The University of Houston recently halted its decision to close its Diversity, Equity and Inclusion (DEI) and LGBTQ Resource Center, after signs were displayed indicating their closure.
In May, Texas Governor Greg Abbott (R) approved Senate Bill 17, which prohibits prohibits DEI offices and discriminative treatment based on factors such as race, gender, and sexual orientation at public academic institutions. In the wake of this bill, many Texan universities began discontinuing DEI offices and related programs that could be deemed non-compliant.
Nevertheless, the University of Houston is determined to explore alternatives for sustaining its commitment to campus diversity.

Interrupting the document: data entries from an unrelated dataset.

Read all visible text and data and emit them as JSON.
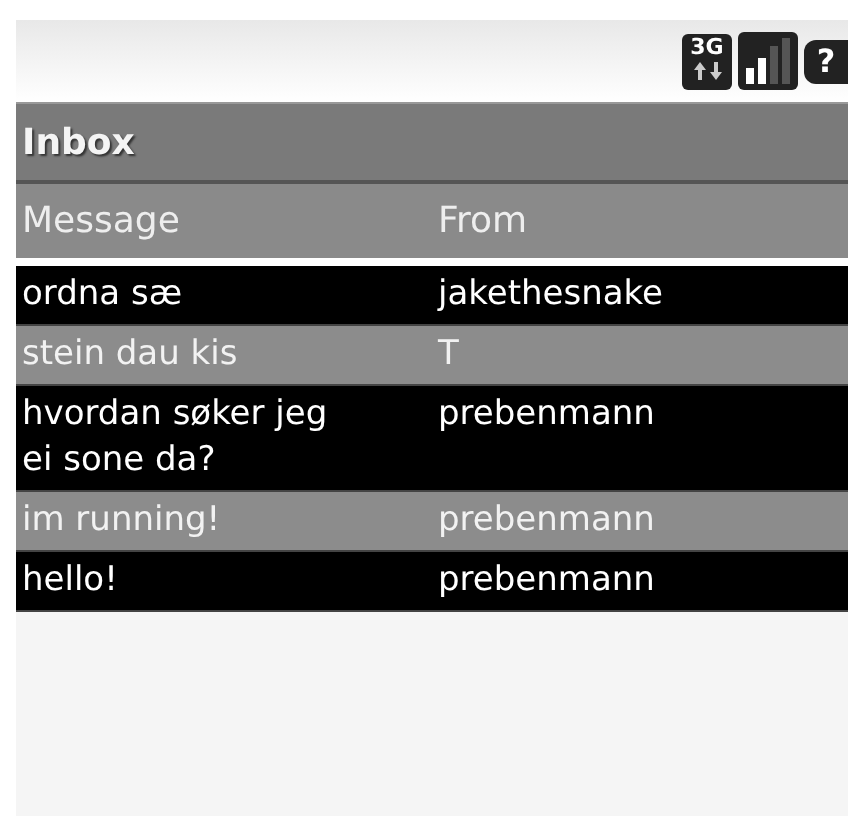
{
  "status_bar": {
    "network": "3G",
    "battery": "?"
  },
  "title": "Inbox",
  "table": {
    "columns": [
      "Message",
      "From"
    ],
    "rows": [
      {
        "message": "ordna sæ",
        "from": "jakethesnake"
      },
      {
        "message": "stein dau kis",
        "from": "T"
      },
      {
        "message": "hvordan søker jeg ei sone da?",
        "from": "prebenmann"
      },
      {
        "message": "im running!",
        "from": "prebenmann"
      },
      {
        "message": "hello!",
        "from": "prebenmann"
      }
    ]
  }
}
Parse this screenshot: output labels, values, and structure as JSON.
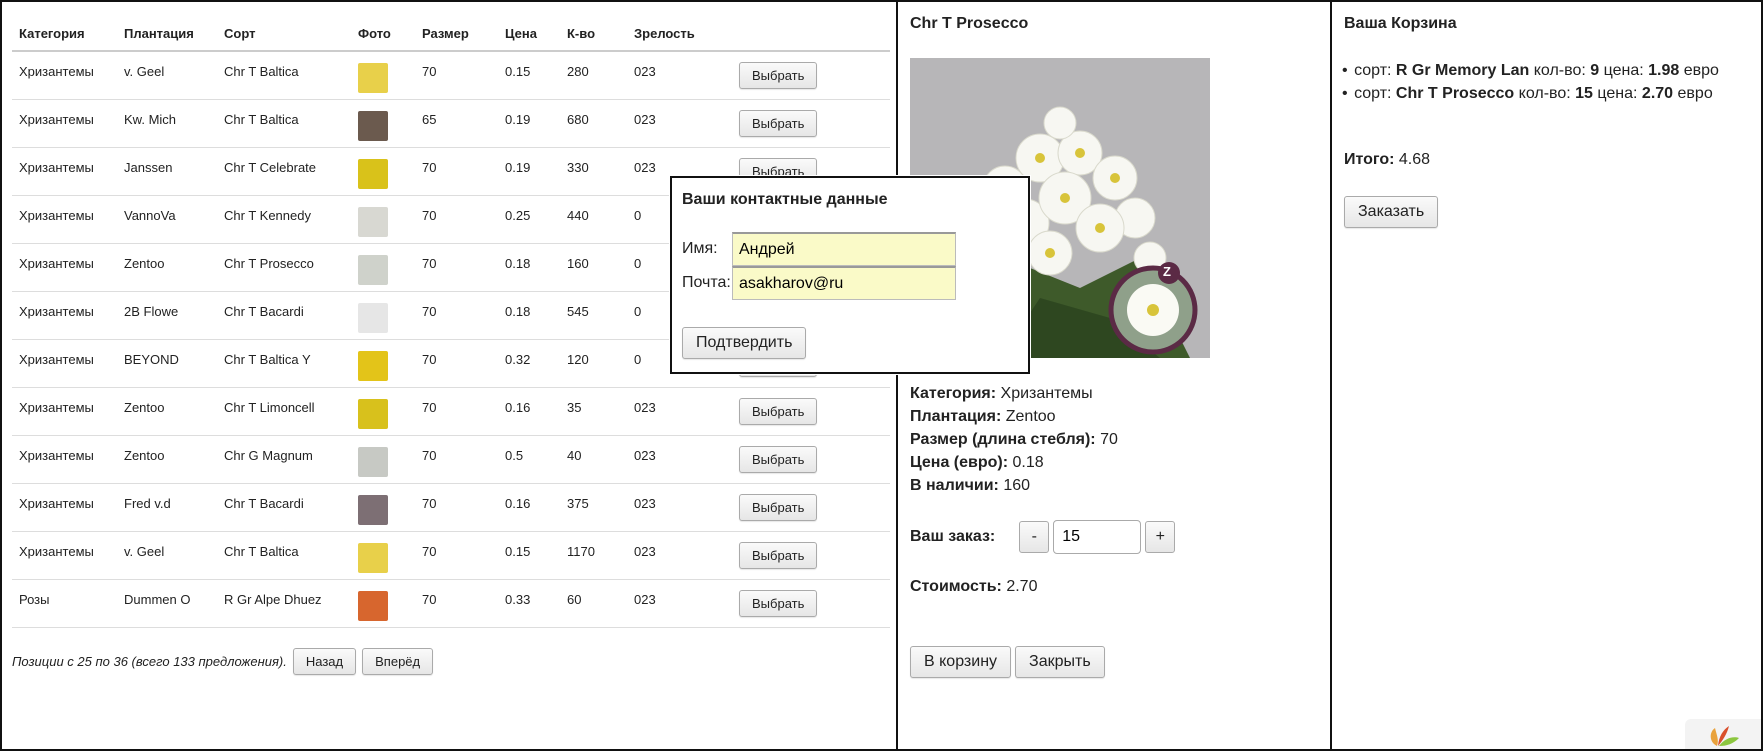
{
  "table": {
    "headers": [
      "Категория",
      "Плантация",
      "Сорт",
      "Фото",
      "Размер",
      "Цена",
      "К-во",
      "Зрелость"
    ],
    "select_label": "Выбрать",
    "rows": [
      {
        "category": "Хризантемы",
        "plantation": "v. Geel",
        "variety": "Chr T Baltica",
        "size": "70",
        "price": "0.15",
        "qty": "280",
        "ripeness": "023"
      },
      {
        "category": "Хризантемы",
        "plantation": "Kw. Mich",
        "variety": "Chr T Baltica",
        "size": "65",
        "price": "0.19",
        "qty": "680",
        "ripeness": "023"
      },
      {
        "category": "Хризантемы",
        "plantation": "Janssen",
        "variety": "Chr T Celebrate",
        "size": "70",
        "price": "0.19",
        "qty": "330",
        "ripeness": "023"
      },
      {
        "category": "Хризантемы",
        "plantation": "VannoVa",
        "variety": "Chr T Kennedy",
        "size": "70",
        "price": "0.25",
        "qty": "440",
        "ripeness": "0"
      },
      {
        "category": "Хризантемы",
        "plantation": "Zentoo",
        "variety": "Chr T Prosecco",
        "size": "70",
        "price": "0.18",
        "qty": "160",
        "ripeness": "0"
      },
      {
        "category": "Хризантемы",
        "plantation": "2B Flowe",
        "variety": "Chr T Bacardi",
        "size": "70",
        "price": "0.18",
        "qty": "545",
        "ripeness": "0"
      },
      {
        "category": "Хризантемы",
        "plantation": "BEYOND",
        "variety": "Chr T Baltica Y",
        "size": "70",
        "price": "0.32",
        "qty": "120",
        "ripeness": "0"
      },
      {
        "category": "Хризантемы",
        "plantation": "Zentoo",
        "variety": "Chr T Limoncell",
        "size": "70",
        "price": "0.16",
        "qty": "35",
        "ripeness": "023"
      },
      {
        "category": "Хризантемы",
        "plantation": "Zentoo",
        "variety": "Chr G Magnum",
        "size": "70",
        "price": "0.5",
        "qty": "40",
        "ripeness": "023"
      },
      {
        "category": "Хризантемы",
        "plantation": "Fred v.d",
        "variety": "Chr T Bacardi",
        "size": "70",
        "price": "0.16",
        "qty": "375",
        "ripeness": "023"
      },
      {
        "category": "Хризантемы",
        "plantation": "v. Geel",
        "variety": "Chr T Baltica",
        "size": "70",
        "price": "0.15",
        "qty": "1170",
        "ripeness": "023"
      },
      {
        "category": "Розы",
        "plantation": "Dummen O",
        "variety": "R Gr Alpe Dhuez",
        "size": "70",
        "price": "0.33",
        "qty": "60",
        "ripeness": "023"
      }
    ],
    "thumb_colors": [
      "#e8d04a",
      "#6b5a4e",
      "#d9c21a",
      "#d8d8d2",
      "#cfd2cb",
      "#e6e6e6",
      "#e3c419",
      "#d8c11c",
      "#c7c9c4",
      "#7d6f74",
      "#e8d04a",
      "#d7662e"
    ]
  },
  "pager": {
    "text": "Позиции с 25 по 36 (всего 133 предложения).",
    "prev": "Назад",
    "next": "Вперёд"
  },
  "detail": {
    "title": "Chr T Prosecco",
    "category_label": "Категория:",
    "category": "Хризантемы",
    "plantation_label": "Плантация:",
    "plantation": "Zentoo",
    "size_label": "Размер (длина стебля):",
    "size": "70",
    "price_label": "Цена (евро):",
    "price": "0.18",
    "stock_label": "В наличии:",
    "stock": "160",
    "order_label": "Ваш заказ:",
    "minus": "-",
    "plus": "+",
    "qty": "15",
    "cost_label": "Стоимость:",
    "cost": "2.70",
    "add_to_cart": "В корзину",
    "close": "Закрыть",
    "badge": "Z"
  },
  "cart": {
    "title": "Ваша Корзина",
    "items": [
      {
        "pre": "сорт:",
        "name": "R Gr Memory Lan",
        "qty_label": "кол-во:",
        "qty": "9",
        "price_label": "цена:",
        "price": "1.98",
        "currency": "евро"
      },
      {
        "pre": "сорт:",
        "name": "Chr T Prosecco",
        "qty_label": "кол-во:",
        "qty": "15",
        "price_label": "цена:",
        "price": "2.70",
        "currency": "евро"
      }
    ],
    "total_label": "Итого:",
    "total": "4.68",
    "order_button": "Заказать"
  },
  "modal": {
    "title": "Ваши контактные данные",
    "name_label": "Имя:",
    "name_value": "Андрей",
    "email_label": "Почта:",
    "email_value": "asakharov@ru",
    "confirm": "Подтвердить"
  }
}
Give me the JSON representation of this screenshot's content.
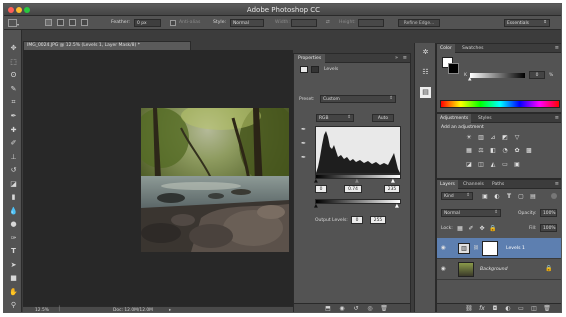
{
  "app": {
    "title": "Adobe Photoshop CC"
  },
  "options_bar": {
    "feather_label": "Feather:",
    "feather_value": "0 px",
    "antialias_label": "Anti-alias",
    "style_label": "Style:",
    "style_value": "Normal",
    "width_label": "Width:",
    "height_label": "Height:",
    "refine_edge_label": "Refine Edge...",
    "workspace_value": "Essentials"
  },
  "document": {
    "tab_title": "IMG_0024.JPG @ 12.5% (Levels 1, Layer Mask/8) *",
    "zoom": "12.5%",
    "doc_size": "Doc: 12.0M/12.0M"
  },
  "properties_panel": {
    "tab_label": "Properties",
    "adjustment_title": "Levels",
    "preset_label": "Preset:",
    "preset_value": "Custom",
    "channel_value": "RGB",
    "auto_label": "Auto",
    "input_shadow": "0",
    "input_midtone": "0.74",
    "input_highlight": "235",
    "output_label": "Output Levels:",
    "output_low": "0",
    "output_high": "255"
  },
  "color_panel": {
    "tabs": [
      "Color",
      "Swatches"
    ],
    "k_label": "K",
    "k_value": "0",
    "k_unit": "%"
  },
  "adjustments_panel": {
    "tabs": [
      "Adjustments",
      "Styles"
    ],
    "title": "Add an adjustment"
  },
  "layers_panel": {
    "tabs": [
      "Layers",
      "Channels",
      "Paths"
    ],
    "kind_value": "Kind",
    "blend_mode": "Normal",
    "opacity_label": "Opacity:",
    "opacity_value": "100%",
    "lock_label": "Lock:",
    "fill_label": "Fill:",
    "fill_value": "100%",
    "layers": [
      {
        "name": "Levels 1",
        "selected": true
      },
      {
        "name": "Background",
        "selected": false
      }
    ]
  },
  "colors": {
    "ui_dark": "#3c3c3c",
    "panel": "#535353",
    "selected_layer": "#5d7fb0"
  }
}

University spokesman Shawn Lindsey explained: “The signage outside the DEI and LGBTQ offices was premature and posted without the full consultation and communication process we pride ourselves on. We understand the importance of keeping our community informed and will have details to share in the coming weeks.”
The debate on DEI practices is not unique to Texas. Multiple states, such as Florida and Texas, have already enacted bans on DEI practices. Furthermore, other states, including Iowa, Missouri, and Arizona, are contemplating similar legislative measures.
Highlighting the university’s approach, Lindsey stated, “The UH System is in the process of creating a full implementation plan, which will be presented to the UH System Board of Regents later this month. As the policy takes shape, we will provide clear guidelines and resources to support our community through this transition. We value the academic, social and broader community benefits that arise from diverse campuses and our commitment to our entire university community has not changed.”
Reiterating the university’s commitment, Lindsey emphasized, “We will continue to work with impacted units to ensure compliance while maintaining our focus on student success. Both offices are still operating. The Center for Diversity, Equity and Inclusion has moved suites.”